Ever since the coronavirus started posing a major threat to society, the whole world came to a standstill. Consequently, the NBA came to a halt on March 11. The league’s suspension came following Utah Jazz player Rudy Gobert testing positive for the virus. Following Gobert’s encounter with the coronavirus, several other NBA players and coaches contracted it, and Denver Nuggets coach Michael Malone even opened up about his fighting experience.
Nuggets coach Michael Malone fell sick as early as March 20, due to the virus entering his body. Malone spoke to CBS 4 on Monday where he explained his sickness, and how initially he couldn’t get himself tested.
“We reached out to our team doctors to see if I could get a test, but unfortunately at that time there were no tests available,” Malone said. I was able to get an antibody test probably right around Memorial Day weekend and not surprisingly our team doctor called up that weekend and told me I tested positive. I like to say that I got coronavirus, and I kicked its butt,” Malone joked.
Denver Nuggets coach hopes the Orlando plan works out for the NBA
Michael Malone is one of the 22 head-coaches who would be looking to strike success in Orlando next month. Coaching a talented Denver team, Malone’s hopes will be riding on the young guns in his roster. Before the season’s suspension, the Nuggets put up impressive performances to remind fans about their capacity.
With a 43-22 record, their main focus would be on the eight remaining games. A top-seeded entry into the playoffs will be of great help. However, safety is the first concern for Malone, who hopes it all works out well. “I hope going to Orlando (for the resumption of the NBA season) will be a safe environment and we can limit the amount of people who get it.”
— Michael Spencer (@MichaelCBS4) June 16, 2020
The team would rely largely on Nikola Jokic, who was averaging an impressive 20.2 point per game before the NBA’s hiatus.
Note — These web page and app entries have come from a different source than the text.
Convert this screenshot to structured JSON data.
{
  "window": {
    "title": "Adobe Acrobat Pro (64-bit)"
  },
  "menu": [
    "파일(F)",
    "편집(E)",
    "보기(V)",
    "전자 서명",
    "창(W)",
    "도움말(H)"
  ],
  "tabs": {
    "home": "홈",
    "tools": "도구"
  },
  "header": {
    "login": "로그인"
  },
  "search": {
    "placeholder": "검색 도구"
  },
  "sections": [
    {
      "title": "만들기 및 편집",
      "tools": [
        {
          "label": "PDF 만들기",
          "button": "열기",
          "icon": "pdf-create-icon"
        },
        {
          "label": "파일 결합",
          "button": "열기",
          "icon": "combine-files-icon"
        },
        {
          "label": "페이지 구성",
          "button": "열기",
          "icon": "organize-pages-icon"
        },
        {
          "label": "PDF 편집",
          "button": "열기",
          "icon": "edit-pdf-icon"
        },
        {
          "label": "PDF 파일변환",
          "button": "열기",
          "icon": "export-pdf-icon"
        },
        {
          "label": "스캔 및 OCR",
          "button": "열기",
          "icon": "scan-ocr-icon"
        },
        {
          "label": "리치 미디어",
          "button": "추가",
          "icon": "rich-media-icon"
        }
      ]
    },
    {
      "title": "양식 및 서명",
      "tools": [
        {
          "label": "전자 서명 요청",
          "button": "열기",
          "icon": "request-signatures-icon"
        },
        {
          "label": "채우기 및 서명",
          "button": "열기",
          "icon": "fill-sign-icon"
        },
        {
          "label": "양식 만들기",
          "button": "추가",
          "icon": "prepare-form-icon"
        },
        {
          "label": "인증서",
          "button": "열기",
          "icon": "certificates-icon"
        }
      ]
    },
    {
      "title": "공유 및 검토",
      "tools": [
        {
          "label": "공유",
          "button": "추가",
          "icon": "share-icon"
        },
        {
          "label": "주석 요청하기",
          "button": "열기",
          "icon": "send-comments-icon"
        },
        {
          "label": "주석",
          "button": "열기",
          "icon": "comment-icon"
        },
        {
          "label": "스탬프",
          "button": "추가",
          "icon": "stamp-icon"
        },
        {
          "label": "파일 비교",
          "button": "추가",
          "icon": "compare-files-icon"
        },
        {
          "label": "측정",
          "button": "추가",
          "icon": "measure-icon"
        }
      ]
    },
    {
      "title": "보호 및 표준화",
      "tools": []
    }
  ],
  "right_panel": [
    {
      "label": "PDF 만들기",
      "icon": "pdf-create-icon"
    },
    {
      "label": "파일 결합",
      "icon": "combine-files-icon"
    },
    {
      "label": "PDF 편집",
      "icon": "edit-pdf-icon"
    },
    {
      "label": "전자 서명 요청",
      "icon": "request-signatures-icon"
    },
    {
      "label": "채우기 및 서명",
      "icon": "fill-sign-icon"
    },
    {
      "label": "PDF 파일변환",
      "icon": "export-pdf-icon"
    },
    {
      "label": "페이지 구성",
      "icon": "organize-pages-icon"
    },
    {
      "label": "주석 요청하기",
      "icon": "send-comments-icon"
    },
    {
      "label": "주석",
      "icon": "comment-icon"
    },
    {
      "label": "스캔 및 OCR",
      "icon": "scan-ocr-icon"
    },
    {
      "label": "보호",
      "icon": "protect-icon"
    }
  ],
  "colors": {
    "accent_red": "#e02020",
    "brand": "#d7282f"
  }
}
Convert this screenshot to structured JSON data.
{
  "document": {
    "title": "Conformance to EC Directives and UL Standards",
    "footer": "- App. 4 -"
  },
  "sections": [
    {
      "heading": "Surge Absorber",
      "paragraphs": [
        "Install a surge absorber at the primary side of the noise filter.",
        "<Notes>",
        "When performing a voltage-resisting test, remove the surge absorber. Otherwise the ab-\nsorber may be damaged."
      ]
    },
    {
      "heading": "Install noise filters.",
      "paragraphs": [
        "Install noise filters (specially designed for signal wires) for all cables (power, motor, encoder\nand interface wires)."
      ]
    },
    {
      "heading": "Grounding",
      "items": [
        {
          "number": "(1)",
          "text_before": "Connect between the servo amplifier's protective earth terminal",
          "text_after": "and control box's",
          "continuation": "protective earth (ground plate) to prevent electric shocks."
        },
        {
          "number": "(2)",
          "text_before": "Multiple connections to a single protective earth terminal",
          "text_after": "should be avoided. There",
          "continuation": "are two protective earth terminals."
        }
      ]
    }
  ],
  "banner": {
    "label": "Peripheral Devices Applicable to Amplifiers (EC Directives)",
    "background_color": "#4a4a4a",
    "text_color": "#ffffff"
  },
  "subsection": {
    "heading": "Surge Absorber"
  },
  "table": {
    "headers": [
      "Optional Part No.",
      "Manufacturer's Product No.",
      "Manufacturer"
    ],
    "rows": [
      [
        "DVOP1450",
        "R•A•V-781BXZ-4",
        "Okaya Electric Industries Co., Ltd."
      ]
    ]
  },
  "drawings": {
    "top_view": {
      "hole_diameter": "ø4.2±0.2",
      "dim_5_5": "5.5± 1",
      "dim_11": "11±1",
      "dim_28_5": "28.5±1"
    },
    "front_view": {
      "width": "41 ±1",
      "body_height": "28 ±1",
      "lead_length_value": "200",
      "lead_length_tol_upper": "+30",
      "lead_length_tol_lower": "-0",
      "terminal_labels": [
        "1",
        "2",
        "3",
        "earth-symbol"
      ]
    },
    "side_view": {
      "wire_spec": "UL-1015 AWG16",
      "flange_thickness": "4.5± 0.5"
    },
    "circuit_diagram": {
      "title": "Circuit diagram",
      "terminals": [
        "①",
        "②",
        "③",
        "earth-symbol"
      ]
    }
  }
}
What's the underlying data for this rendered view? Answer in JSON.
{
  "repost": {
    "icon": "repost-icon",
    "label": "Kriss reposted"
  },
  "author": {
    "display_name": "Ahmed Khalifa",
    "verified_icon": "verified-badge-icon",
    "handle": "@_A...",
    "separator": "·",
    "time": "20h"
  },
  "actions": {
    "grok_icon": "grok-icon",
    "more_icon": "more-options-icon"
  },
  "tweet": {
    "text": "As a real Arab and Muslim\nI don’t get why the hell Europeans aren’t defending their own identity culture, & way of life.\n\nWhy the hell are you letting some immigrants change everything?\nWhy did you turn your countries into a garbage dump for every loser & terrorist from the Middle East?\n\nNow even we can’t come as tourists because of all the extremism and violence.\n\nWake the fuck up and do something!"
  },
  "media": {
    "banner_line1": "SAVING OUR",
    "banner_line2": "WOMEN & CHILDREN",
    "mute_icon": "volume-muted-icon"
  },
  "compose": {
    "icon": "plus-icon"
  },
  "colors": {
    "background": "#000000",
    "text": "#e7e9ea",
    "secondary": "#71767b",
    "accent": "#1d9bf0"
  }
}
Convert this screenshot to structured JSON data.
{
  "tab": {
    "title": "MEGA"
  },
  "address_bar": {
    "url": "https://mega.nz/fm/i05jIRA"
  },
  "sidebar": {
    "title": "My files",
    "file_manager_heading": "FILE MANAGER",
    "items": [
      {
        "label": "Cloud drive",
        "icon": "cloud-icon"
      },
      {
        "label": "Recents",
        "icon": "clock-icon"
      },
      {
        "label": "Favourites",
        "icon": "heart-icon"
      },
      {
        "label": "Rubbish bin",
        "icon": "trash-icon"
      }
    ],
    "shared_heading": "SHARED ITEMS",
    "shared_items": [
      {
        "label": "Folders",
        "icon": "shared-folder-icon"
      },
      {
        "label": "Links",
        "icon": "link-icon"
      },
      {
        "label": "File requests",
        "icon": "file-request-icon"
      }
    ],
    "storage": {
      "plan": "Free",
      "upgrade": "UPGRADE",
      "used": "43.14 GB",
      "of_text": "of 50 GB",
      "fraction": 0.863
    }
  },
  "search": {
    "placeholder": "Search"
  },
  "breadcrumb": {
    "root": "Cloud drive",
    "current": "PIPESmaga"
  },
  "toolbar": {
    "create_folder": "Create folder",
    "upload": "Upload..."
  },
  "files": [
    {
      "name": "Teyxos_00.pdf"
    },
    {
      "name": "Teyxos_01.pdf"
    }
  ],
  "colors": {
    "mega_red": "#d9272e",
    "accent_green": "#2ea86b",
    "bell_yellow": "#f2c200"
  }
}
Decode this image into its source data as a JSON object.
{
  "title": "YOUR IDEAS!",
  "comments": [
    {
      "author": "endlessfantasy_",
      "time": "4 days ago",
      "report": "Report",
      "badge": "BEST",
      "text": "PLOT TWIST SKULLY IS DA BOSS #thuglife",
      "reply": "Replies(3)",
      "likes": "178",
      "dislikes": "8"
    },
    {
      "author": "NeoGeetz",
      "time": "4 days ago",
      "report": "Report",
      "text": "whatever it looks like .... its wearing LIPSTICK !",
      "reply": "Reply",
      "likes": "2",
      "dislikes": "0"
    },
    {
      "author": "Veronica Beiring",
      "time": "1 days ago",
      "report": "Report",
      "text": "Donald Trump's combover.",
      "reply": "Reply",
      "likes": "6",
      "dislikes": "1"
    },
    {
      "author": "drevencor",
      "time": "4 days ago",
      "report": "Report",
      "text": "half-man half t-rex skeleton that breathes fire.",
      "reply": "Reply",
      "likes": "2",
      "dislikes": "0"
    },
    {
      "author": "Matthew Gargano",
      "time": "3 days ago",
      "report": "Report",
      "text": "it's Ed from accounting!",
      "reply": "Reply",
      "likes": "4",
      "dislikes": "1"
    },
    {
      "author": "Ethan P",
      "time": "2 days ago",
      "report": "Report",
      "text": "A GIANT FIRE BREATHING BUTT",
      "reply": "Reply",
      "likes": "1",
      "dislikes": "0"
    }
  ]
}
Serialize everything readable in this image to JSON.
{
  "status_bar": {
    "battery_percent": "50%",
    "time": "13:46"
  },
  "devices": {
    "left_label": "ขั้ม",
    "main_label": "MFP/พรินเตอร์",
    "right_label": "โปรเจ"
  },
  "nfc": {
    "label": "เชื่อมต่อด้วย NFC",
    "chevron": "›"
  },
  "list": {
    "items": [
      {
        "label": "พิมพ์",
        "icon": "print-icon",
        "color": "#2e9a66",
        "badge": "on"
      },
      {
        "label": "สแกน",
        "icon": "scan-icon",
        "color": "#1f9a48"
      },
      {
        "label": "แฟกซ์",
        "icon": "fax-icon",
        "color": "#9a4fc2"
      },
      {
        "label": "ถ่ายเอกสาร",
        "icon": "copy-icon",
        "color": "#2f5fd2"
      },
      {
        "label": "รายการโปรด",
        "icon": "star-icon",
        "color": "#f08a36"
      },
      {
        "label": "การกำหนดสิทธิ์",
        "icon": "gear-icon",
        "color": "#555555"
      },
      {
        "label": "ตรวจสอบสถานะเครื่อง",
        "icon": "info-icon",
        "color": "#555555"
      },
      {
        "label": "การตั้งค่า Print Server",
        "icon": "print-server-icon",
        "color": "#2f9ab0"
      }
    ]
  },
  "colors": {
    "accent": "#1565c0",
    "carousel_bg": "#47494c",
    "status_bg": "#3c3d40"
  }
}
Now, with Jokic trimming his weight down, no one knows what to expect from the Serbian.
Besides the coronavirus scare, Malone hopes to take on the mental hurdle of getting past the challenging time in the Orlando bubble. “You will be stuck in a bubble with no family, no friends, no fans. My challenge to our team is not to survive, but thrive,” Malone expressed.